ASSIGNED TASK –
Without skipping or changing anything, print all the entries.

EXERCISE MATERIAL –
*** Begin section ***
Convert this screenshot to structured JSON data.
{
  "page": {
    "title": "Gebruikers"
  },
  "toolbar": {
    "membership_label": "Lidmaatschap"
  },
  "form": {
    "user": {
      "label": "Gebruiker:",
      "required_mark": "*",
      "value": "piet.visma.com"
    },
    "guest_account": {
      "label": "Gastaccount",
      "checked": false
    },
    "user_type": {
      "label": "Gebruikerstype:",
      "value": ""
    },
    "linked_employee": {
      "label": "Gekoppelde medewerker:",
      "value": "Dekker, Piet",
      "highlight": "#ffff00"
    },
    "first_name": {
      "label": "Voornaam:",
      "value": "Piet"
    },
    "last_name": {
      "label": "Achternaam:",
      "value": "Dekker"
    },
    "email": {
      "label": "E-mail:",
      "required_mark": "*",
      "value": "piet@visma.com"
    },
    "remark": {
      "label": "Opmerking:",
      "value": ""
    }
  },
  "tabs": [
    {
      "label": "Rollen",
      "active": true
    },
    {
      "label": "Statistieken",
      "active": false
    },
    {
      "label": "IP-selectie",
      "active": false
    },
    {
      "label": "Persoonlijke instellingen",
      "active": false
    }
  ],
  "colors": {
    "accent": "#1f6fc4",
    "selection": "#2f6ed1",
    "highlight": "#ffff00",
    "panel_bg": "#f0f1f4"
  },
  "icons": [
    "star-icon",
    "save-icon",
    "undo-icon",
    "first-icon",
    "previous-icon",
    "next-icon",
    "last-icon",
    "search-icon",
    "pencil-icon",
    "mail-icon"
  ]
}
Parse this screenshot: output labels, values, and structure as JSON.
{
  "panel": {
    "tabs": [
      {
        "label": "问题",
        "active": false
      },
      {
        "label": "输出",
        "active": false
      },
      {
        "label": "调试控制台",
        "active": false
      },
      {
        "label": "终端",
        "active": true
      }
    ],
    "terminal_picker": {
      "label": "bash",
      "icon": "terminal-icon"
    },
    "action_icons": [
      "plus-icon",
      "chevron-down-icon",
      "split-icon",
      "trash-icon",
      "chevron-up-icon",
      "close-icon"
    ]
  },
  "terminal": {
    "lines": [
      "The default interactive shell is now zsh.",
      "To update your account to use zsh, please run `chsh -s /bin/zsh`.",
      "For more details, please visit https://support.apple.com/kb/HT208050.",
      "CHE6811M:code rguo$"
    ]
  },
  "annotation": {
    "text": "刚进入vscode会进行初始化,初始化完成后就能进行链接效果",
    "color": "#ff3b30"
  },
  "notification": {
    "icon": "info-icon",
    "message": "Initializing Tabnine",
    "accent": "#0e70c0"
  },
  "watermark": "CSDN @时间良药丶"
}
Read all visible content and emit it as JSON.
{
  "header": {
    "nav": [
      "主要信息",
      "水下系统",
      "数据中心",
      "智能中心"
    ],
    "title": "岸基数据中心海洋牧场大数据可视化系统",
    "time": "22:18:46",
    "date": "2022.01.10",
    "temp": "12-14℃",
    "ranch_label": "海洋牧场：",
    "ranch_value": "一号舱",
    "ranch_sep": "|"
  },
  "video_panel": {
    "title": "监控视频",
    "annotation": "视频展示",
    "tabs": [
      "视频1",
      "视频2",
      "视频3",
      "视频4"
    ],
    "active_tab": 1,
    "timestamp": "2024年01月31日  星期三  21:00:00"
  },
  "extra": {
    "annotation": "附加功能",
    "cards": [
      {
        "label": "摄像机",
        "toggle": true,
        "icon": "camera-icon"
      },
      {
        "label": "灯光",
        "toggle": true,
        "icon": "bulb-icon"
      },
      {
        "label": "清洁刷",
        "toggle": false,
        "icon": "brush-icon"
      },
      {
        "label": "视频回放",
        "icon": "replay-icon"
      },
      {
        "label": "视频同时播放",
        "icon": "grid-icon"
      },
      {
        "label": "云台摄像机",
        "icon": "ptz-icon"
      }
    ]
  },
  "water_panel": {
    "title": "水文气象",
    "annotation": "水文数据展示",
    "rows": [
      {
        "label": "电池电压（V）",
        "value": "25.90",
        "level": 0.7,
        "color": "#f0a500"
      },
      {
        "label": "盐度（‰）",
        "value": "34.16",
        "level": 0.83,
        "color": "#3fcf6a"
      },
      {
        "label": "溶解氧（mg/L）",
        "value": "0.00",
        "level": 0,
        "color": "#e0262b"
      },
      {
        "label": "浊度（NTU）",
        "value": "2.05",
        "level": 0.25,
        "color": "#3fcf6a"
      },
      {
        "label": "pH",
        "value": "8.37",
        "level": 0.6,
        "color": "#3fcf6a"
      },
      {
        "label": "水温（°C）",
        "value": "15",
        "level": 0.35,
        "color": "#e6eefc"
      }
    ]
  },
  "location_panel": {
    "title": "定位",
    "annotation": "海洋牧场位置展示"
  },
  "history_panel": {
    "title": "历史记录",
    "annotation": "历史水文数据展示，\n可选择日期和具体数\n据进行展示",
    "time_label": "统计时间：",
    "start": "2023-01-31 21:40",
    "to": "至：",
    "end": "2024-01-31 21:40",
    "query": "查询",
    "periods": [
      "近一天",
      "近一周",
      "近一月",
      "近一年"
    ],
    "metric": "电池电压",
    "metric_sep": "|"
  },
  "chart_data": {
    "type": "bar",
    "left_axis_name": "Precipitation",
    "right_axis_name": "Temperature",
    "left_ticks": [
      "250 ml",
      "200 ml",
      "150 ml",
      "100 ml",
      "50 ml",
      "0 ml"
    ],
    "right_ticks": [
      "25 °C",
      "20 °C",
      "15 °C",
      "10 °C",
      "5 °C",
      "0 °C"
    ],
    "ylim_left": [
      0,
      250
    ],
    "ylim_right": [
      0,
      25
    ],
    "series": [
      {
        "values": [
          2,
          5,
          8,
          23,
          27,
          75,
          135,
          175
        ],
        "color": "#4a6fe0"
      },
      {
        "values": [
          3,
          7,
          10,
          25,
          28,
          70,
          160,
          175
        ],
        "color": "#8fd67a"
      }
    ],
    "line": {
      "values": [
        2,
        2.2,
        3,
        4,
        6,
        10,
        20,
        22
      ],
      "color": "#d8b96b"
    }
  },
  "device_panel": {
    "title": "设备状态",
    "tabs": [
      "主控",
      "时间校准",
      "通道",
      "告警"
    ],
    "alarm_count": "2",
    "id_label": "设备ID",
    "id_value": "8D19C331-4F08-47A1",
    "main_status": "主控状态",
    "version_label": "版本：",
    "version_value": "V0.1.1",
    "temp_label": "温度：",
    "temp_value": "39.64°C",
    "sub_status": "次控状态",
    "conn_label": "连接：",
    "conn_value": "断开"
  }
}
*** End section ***
OUTPUT OF THE EXERCISE –
Convert this screenshot to structured JSON data.
{
  "page": {
    "title": "Gebruikers"
  },
  "toolbar": {
    "membership_label": "Lidmaatschap"
  },
  "form": {
    "user": {
      "label": "Gebruiker:",
      "required_mark": "*",
      "value": "piet.visma.com"
    },
    "guest_account": {
      "label": "Gastaccount",
      "checked": false
    },
    "user_type": {
      "label": "Gebruikerstype:",
      "value": ""
    },
    "linked_employee": {
      "label": "Gekoppelde medewerker:",
      "value": "Dekker, Piet",
      "highlight": "#ffff00"
    },
    "first_name": {
      "label": "Voornaam:",
      "value": "Piet"
    },
    "last_name": {
      "label": "Achternaam:",
      "value": "Dekker"
    },
    "email": {
      "label": "E-mail:",
      "required_mark": "*",
      "value": "piet@visma.com"
    },
    "remark": {
      "label": "Opmerking:",
      "value": ""
    }
  },
  "tabs": [
    {
      "label": "Rollen",
      "active": true
    },
    {
      "label": "Statistieken",
      "active": false
    },
    {
      "label": "IP-selectie",
      "active": false
    },
    {
      "label": "Persoonlijke instellingen",
      "active": false
    }
  ],
  "colors": {
    "accent": "#1f6fc4",
    "selection": "#2f6ed1",
    "highlight": "#ffff00",
    "panel_bg": "#f0f1f4"
  },
  "icons": [
    "star-icon",
    "save-icon",
    "undo-icon",
    "first-icon",
    "previous-icon",
    "next-icon",
    "last-icon",
    "search-icon",
    "pencil-icon",
    "mail-icon"
  ]
}
Parse this screenshot: output labels, values, and structure as JSON.
{
  "panel": {
    "tabs": [
      {
        "label": "问题",
        "active": false
      },
      {
        "label": "输出",
        "active": false
      },
      {
        "label": "调试控制台",
        "active": false
      },
      {
        "label": "终端",
        "active": true
      }
    ],
    "terminal_picker": {
      "label": "bash",
      "icon": "terminal-icon"
    },
    "action_icons": [
      "plus-icon",
      "chevron-down-icon",
      "split-icon",
      "trash-icon",
      "chevron-up-icon",
      "close-icon"
    ]
  },
  "terminal": {
    "lines": [
      "The default interactive shell is now zsh.",
      "To update your account to use zsh, please run `chsh -s /bin/zsh`.",
      "For more details, please visit https://support.apple.com/kb/HT208050.",
      "CHE6811M:code rguo$"
    ]
  },
  "annotation": {
    "text": "刚进入vscode会进行初始化,初始化完成后就能进行链接效果",
    "color": "#ff3b30"
  },
  "notification": {
    "icon": "info-icon",
    "message": "Initializing Tabnine",
    "accent": "#0e70c0"
  },
  "watermark": "CSDN @时间良药丶"
}
Read all visible content and emit it as JSON.
{
  "header": {
    "nav": [
      "主要信息",
      "水下系统",
      "数据中心",
      "智能中心"
    ],
    "title": "岸基数据中心海洋牧场大数据可视化系统",
    "time": "22:18:46",
    "date": "2022.01.10",
    "temp": "12-14℃",
    "ranch_label": "海洋牧场：",
    "ranch_value": "一号舱",
    "ranch_sep": "|"
  },
  "video_panel": {
    "title": "监控视频",
    "annotation": "视频展示",
    "tabs": [
      "视频1",
      "视频2",
      "视频3",
      "视频4"
    ],
    "active_tab": 1,
    "timestamp": "2024年01月31日  星期三  21:00:00"
  },
  "extra": {
    "annotation": "附加功能",
    "cards": [
      {
        "label": "摄像机",
        "toggle": true,
        "icon": "camera-icon"
      },
      {
        "label": "灯光",
        "toggle": true,
        "icon": "bulb-icon"
      },
      {
        "label": "清洁刷",
        "toggle": false,
        "icon": "brush-icon"
      },
      {
        "label": "视频回放",
        "icon": "replay-icon"
      },
      {
        "label": "视频同时播放",
        "icon": "grid-icon"
      },
      {
        "label": "云台摄像机",
        "icon": "ptz-icon"
      }
    ]
  },
  "water_panel": {
    "title": "水文气象",
    "annotation": "水文数据展示",
    "rows": [
      {
        "label": "电池电压（V）",
        "value": "25.90",
        "level": 0.7,
        "color": "#f0a500"
      },
      {
        "label": "盐度（‰）",
        "value": "34.16",
        "level": 0.83,
        "color": "#3fcf6a"
      },
      {
        "label": "溶解氧（mg/L）",
        "value": "0.00",
        "level": 0,
        "color": "#e0262b"
      },
      {
        "label": "浊度（NTU）",
        "value": "2.05",
        "level": 0.25,
        "color": "#3fcf6a"
      },
      {
        "label": "pH",
        "value": "8.37",
        "level": 0.6,
        "color": "#3fcf6a"
      },
      {
        "label": "水温（°C）",
        "value": "15",
        "level": 0.35,
        "color": "#e6eefc"
      }
    ]
  },
  "location_panel": {
    "title": "定位",
    "annotation": "海洋牧场位置展示"
  },
  "history_panel": {
    "title": "历史记录",
    "annotation": "历史水文数据展示，\n可选择日期和具体数\n据进行展示",
    "time_label": "统计时间：",
    "start": "2023-01-31 21:40",
    "to": "至：",
    "end": "2024-01-31 21:40",
    "query": "查询",
    "periods": [
      "近一天",
      "近一周",
      "近一月",
      "近一年"
    ],
    "metric": "电池电压",
    "metric_sep": "|"
  },
  "chart_data": {
    "type": "bar",
    "left_axis_name": "Precipitation",
    "right_axis_name": "Temperature",
    "left_ticks": [
      "250 ml",
      "200 ml",
      "150 ml",
      "100 ml",
      "50 ml",
      "0 ml"
    ],
    "right_ticks": [
      "25 °C",
      "20 °C",
      "15 °C",
      "10 °C",
      "5 °C",
      "0 °C"
    ],
    "ylim_left": [
      0,
      250
    ],
    "ylim_right": [
      0,
      25
    ],
    "series": [
      {
        "values": [
          2,
          5,
          8,
          23,
          27,
          75,
          135,
          175
        ],
        "color": "#4a6fe0"
      },
      {
        "values": [
          3,
          7,
          10,
          25,
          28,
          70,
          160,
          175
        ],
        "color": "#8fd67a"
      }
    ],
    "line": {
      "values": [
        2,
        2.2,
        3,
        4,
        6,
        10,
        20,
        22
      ],
      "color": "#d8b96b"
    }
  },
  "device_panel": {
    "title": "设备状态",
    "tabs": [
      "主控",
      "时间校准",
      "通道",
      "告警"
    ],
    "alarm_count": "2",
    "id_label": "设备ID",
    "id_value": "8D19C331-4F08-47A1",
    "main_status": "主控状态",
    "version_label": "版本：",
    "version_value": "V0.1.1",
    "temp_label": "温度：",
    "temp_value": "39.64°C",
    "sub_status": "次控状态",
    "conn_label": "连接：",
    "conn_value": "断开"
  }
}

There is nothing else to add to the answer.